The $2 billion estimate for the remaining 2.68 million SF of office equates to an average price of $746 per square foot for the remaining Class-A office portfolio.

So, at this point in the cycle, is there more upside risk or downside risk in these assets? If there are any EU commercial real estate experts out there, please chime in on the comment thread.

Show Me The Money

The mid-point for 2016 NOI guidance is about $9 million less than annualizing the Q4 2015 NOI figure.

Leases are consistently rolling over in a relatively weak EU economy. If this is truly a value-add portfolio, the good news is that 13% of leases are expiring in 2016 alone.

Ernst & Young and one smaller tenant are vacating this year. Management said that this was underwritten in the purchase and would ultimately result in a higher rent roll.

There are very few long-duration leases so the vast majority of leases are rolling over during the next few years.

Management expects to operate with 40%-50% leverage moving forward after the non-core assets are sold.

Management said on the call that they expected to buy out the remaining stock-settable debt for cash.

On a cash basis, the $14 million NSAM base management fee equates to 10.76% of $130 million NOI forecast for 2016. It is independent of portfolio value and the portfolio is shrinking. Just how aligned is that?

Not My Favorite Asset Class

In general, I'm not a huge fan of the multi-tenant office asset class. Office buildings can be capital intensive to own as tenants expect the landlord to foot the bill for tenant improvements. Leasing commissions are paid out to brokers.

One new office building of scale in any given market can siphon off top tenants, impacting occupancy and distorting the market rents for years. I used to develop office buildings - this is a lived experience.

The saving grace of NRE owning high-end properties in high-barrier to entry capital and gateway European cities simply makes the portfolio palatable, but certainly not exciting.

Keep in mind that job creation is the engine that fills office buildings.

Bottom Line

This was the first NRE conference call and management appeared to be focused on creating shareholder value by selling assets to buy back shares.

However, when you start adding up G&A expenses, along with the NSAM $14 million per year fee, it totals just over 13 percent. That is based upon the $34.8 million NOI for Q4 2015. It is a staggering number.

NRE management has guided to about 6.5% lower NOI for 2016 due to tenants vacating. This does not include any NOI reduction as non-core assets are sold.

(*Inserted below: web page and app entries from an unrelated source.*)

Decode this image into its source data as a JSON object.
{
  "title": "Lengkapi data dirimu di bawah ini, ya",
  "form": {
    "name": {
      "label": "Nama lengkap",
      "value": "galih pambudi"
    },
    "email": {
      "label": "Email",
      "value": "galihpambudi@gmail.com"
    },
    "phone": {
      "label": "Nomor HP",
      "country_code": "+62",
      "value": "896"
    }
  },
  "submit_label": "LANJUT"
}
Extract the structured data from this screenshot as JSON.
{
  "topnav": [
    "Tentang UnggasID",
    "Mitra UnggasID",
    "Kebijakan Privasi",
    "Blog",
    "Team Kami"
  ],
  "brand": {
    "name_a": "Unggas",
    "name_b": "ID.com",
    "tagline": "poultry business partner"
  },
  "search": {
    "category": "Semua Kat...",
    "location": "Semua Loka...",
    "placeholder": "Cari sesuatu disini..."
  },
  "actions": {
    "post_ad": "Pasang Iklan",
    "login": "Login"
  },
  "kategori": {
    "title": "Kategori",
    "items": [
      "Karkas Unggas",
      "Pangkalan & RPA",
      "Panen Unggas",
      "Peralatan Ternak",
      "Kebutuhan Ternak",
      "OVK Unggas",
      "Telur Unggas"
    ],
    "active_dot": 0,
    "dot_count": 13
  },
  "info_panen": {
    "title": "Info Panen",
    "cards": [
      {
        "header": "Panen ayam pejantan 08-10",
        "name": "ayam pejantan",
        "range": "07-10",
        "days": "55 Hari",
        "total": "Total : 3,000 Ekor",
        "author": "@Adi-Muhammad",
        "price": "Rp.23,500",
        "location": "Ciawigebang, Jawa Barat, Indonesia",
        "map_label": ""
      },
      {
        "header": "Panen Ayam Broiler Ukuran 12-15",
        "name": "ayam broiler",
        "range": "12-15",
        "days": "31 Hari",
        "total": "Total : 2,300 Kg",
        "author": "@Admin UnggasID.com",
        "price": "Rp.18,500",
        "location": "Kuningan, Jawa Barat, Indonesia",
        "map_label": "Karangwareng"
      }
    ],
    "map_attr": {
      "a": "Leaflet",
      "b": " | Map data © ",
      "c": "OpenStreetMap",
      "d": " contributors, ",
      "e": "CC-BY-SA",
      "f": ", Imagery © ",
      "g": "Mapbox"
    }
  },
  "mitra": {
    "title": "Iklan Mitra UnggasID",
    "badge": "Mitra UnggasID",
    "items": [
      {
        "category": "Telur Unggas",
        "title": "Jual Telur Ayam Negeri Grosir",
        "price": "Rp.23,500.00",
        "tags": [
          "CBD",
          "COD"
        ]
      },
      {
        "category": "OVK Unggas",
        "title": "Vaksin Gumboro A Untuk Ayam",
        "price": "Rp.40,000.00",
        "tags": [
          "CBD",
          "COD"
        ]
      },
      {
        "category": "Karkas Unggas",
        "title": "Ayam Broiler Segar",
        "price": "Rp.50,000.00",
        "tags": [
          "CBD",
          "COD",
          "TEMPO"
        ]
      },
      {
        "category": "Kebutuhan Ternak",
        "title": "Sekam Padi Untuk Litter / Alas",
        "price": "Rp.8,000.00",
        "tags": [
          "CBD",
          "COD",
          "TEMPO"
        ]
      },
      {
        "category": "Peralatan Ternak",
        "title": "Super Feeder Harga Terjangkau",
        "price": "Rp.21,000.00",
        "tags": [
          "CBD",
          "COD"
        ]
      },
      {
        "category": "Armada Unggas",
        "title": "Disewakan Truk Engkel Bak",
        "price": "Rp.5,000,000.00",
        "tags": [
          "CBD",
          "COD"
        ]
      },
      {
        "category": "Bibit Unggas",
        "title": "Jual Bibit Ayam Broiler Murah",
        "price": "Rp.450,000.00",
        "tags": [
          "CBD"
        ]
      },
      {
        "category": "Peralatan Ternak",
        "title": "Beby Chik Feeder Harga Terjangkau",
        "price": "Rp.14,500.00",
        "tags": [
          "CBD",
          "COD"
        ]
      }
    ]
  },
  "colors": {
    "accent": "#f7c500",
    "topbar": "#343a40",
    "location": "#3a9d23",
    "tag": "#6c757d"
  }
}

NorthStar Realty Europe must either get much larger (which I view as unlikely), be merged into a larger entity or liquidate the entire portfolio.

Good luck with that when NRE is viewed as a cash cow by its NYC-based puppet-masters external management.

Investor Takeaway

I would not be a seller of NRE shares received in the NorthStar Realty Finance REIT spin at the current low levels.

However, I certainly would not be a buyer of NRE shares and volunteer myself to get between the dog and the fire hydrant.

I do not expect to see an $18.00 per share valuation any time soon. That is simply fool's gold. There are too many layers of management between NorthStar Asset Management and the 34 dedicated NRE employees in Europe.

My sense would be to sell out NRE shares as they approach $14.00 per share. In the meantime, you are being paid 5.2% to hold your nose while you wait.

NorthStar Realty Finance shares pay a higher yield and have more embedded upside potential. I have written several SA focus articles during the past few months which can be viewed under the NRF ticker symbol.

I relentlessly hunt for diamonds in the rough and rising stars, in addition to closely following data centers, covering REIT blue-chips, and breaking news. Please consider following me as a Seeking Alpha author if you would like to be notified when my future articles are published.

Disclosure: I/we have no positions in any stocks mentioned, but may initiate a long position in NRF over the next 72 hours.

I wrote this article myself, and it expresses my own opinions. I am not receiving compensation for it (other than from Seeking Alpha). I have no business relationship with any company whose stock is mentioned in this article.